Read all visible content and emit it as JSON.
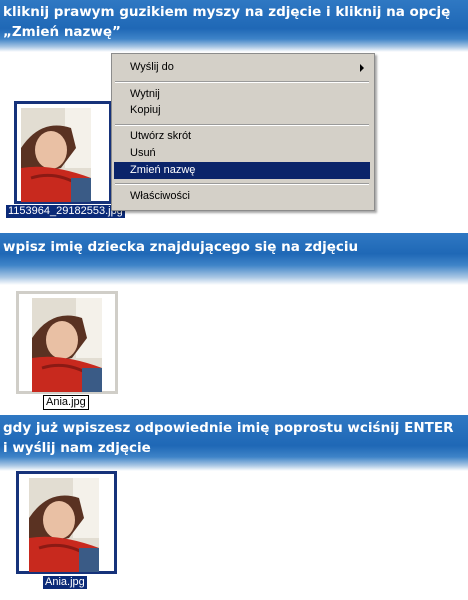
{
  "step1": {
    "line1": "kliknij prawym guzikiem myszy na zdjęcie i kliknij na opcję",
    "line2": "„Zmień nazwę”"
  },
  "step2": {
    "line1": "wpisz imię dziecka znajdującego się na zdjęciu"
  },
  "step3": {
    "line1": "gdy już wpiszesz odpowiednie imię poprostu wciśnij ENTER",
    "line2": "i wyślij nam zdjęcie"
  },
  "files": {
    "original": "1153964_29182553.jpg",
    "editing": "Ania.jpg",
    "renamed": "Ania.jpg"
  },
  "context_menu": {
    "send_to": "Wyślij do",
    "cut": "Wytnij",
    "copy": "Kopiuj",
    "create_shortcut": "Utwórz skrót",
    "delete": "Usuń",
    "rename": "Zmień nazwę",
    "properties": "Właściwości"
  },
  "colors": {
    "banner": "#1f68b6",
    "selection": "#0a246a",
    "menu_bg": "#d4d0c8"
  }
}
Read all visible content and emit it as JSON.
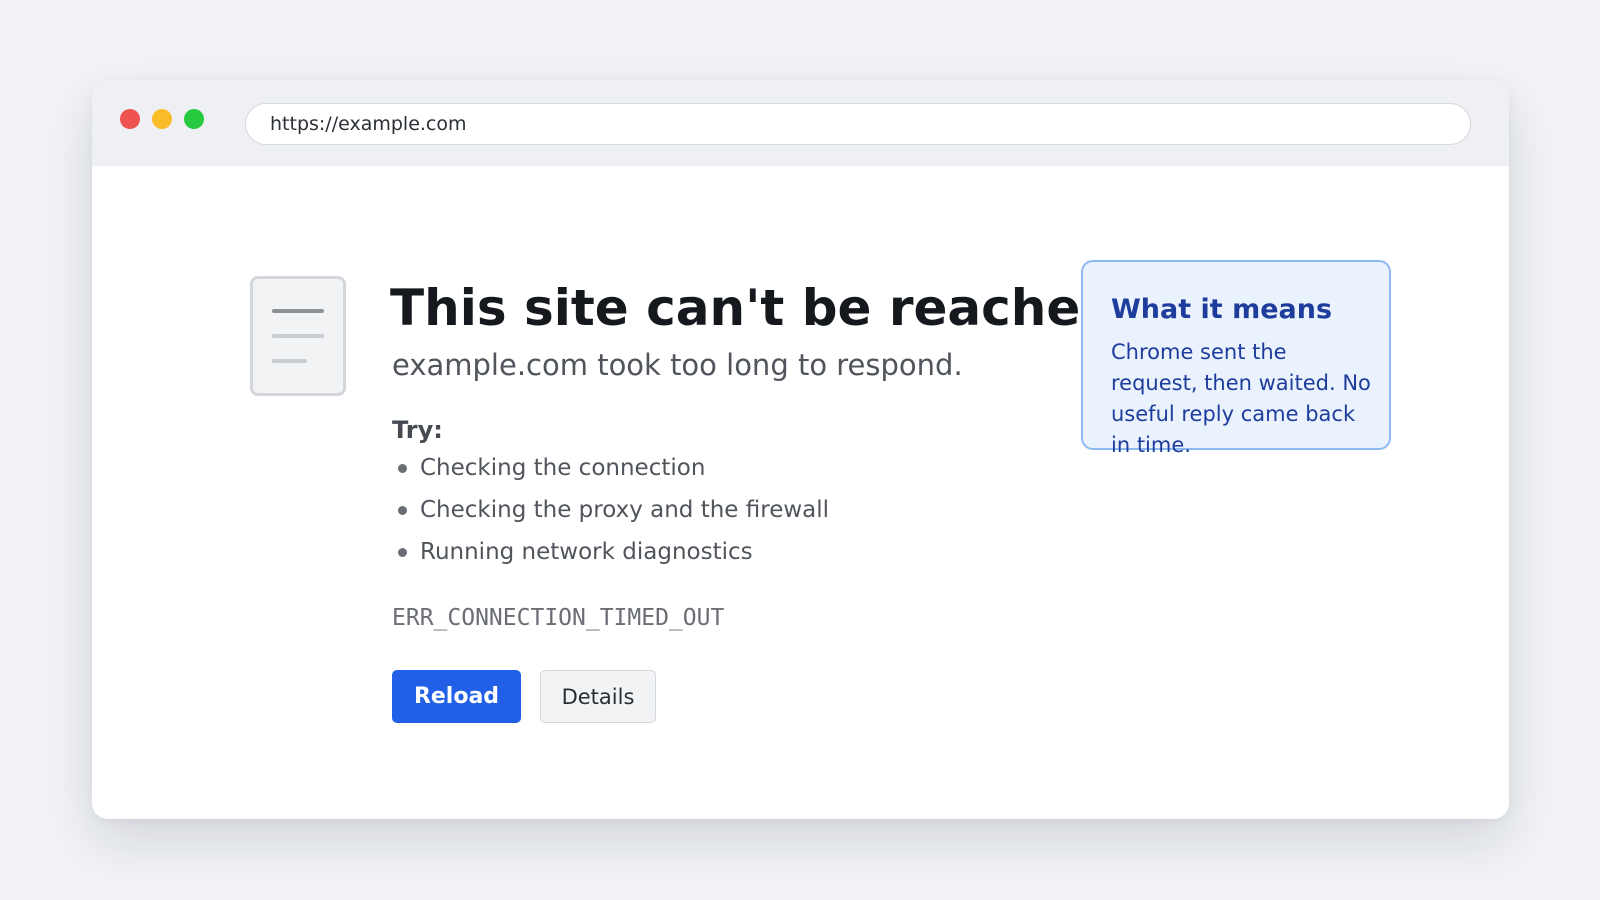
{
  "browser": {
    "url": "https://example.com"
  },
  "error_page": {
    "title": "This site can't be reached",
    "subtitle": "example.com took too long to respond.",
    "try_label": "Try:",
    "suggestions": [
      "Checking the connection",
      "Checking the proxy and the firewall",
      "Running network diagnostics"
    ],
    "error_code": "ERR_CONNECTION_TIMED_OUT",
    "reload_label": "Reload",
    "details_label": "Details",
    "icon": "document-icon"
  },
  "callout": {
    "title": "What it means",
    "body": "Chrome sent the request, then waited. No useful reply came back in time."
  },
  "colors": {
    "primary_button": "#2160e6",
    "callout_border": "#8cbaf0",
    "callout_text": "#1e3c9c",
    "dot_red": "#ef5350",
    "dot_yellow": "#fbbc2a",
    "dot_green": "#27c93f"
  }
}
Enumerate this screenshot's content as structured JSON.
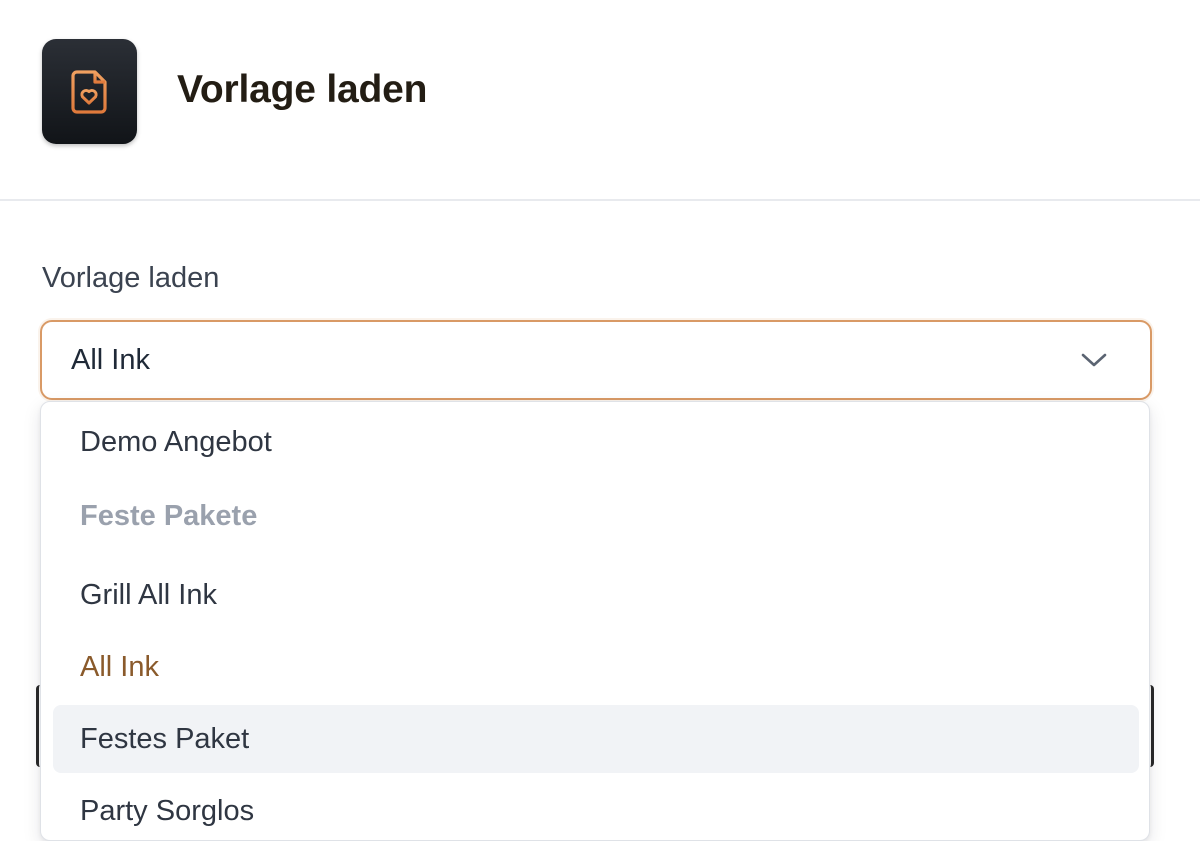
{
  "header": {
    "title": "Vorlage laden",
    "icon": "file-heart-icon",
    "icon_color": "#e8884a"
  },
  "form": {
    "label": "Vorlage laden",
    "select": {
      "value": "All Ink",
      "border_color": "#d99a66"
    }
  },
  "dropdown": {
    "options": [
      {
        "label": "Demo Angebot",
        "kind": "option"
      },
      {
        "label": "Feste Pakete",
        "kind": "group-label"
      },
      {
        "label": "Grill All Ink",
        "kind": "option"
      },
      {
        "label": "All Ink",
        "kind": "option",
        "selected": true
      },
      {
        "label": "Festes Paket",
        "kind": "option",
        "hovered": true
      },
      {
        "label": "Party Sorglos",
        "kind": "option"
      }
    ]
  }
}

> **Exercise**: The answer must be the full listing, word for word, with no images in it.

> **Solution for this exercise**:
Read all visible content and emit it as JSON.
{
  "step1": {
    "line1": "kliknij prawym guzikiem myszy na zdjęcie i kliknij na opcję",
    "line2": "„Zmień nazwę”"
  },
  "step2": {
    "line1": "wpisz imię dziecka znajdującego się na zdjęciu"
  },
  "step3": {
    "line1": "gdy już wpiszesz odpowiednie imię poprostu wciśnij ENTER",
    "line2": "i wyślij nam zdjęcie"
  },
  "files": {
    "original": "1153964_29182553.jpg",
    "editing": "Ania.jpg",
    "renamed": "Ania.jpg"
  },
  "context_menu": {
    "send_to": "Wyślij do",
    "cut": "Wytnij",
    "copy": "Kopiuj",
    "create_shortcut": "Utwórz skrót",
    "delete": "Usuń",
    "rename": "Zmień nazwę",
    "properties": "Właściwości"
  },
  "colors": {
    "banner": "#1f68b6",
    "selection": "#0a246a",
    "menu_bg": "#d4d0c8"
  }
}
Read all visible content and emit it as JSON.
{
  "browser": {
    "url": "https://example.com"
  },
  "error_page": {
    "title": "This site can't be reached",
    "subtitle": "example.com took too long to respond.",
    "try_label": "Try:",
    "suggestions": [
      "Checking the connection",
      "Checking the proxy and the firewall",
      "Running network diagnostics"
    ],
    "error_code": "ERR_CONNECTION_TIMED_OUT",
    "reload_label": "Reload",
    "details_label": "Details",
    "icon": "document-icon"
  },
  "callout": {
    "title": "What it means",
    "body": "Chrome sent the request, then waited. No useful reply came back in time."
  },
  "colors": {
    "primary_button": "#2160e6",
    "callout_border": "#8cbaf0",
    "callout_text": "#1e3c9c",
    "dot_red": "#ef5350",
    "dot_yellow": "#fbbc2a",
    "dot_green": "#27c93f"
  }
}
Enumerate this screenshot's content as structured JSON.
{
  "header": {
    "title": "Vorlage laden",
    "icon": "file-heart-icon",
    "icon_color": "#e8884a"
  },
  "form": {
    "label": "Vorlage laden",
    "select": {
      "value": "All Ink",
      "border_color": "#d99a66"
    }
  },
  "dropdown": {
    "options": [
      {
        "label": "Demo Angebot",
        "kind": "option"
      },
      {
        "label": "Feste Pakete",
        "kind": "group-label"
      },
      {
        "label": "Grill All Ink",
        "kind": "option"
      },
      {
        "label": "All Ink",
        "kind": "option",
        "selected": true
      },
      {
        "label": "Festes Paket",
        "kind": "option",
        "hovered": true
      },
      {
        "label": "Party Sorglos",
        "kind": "option"
      }
    ]
  }
}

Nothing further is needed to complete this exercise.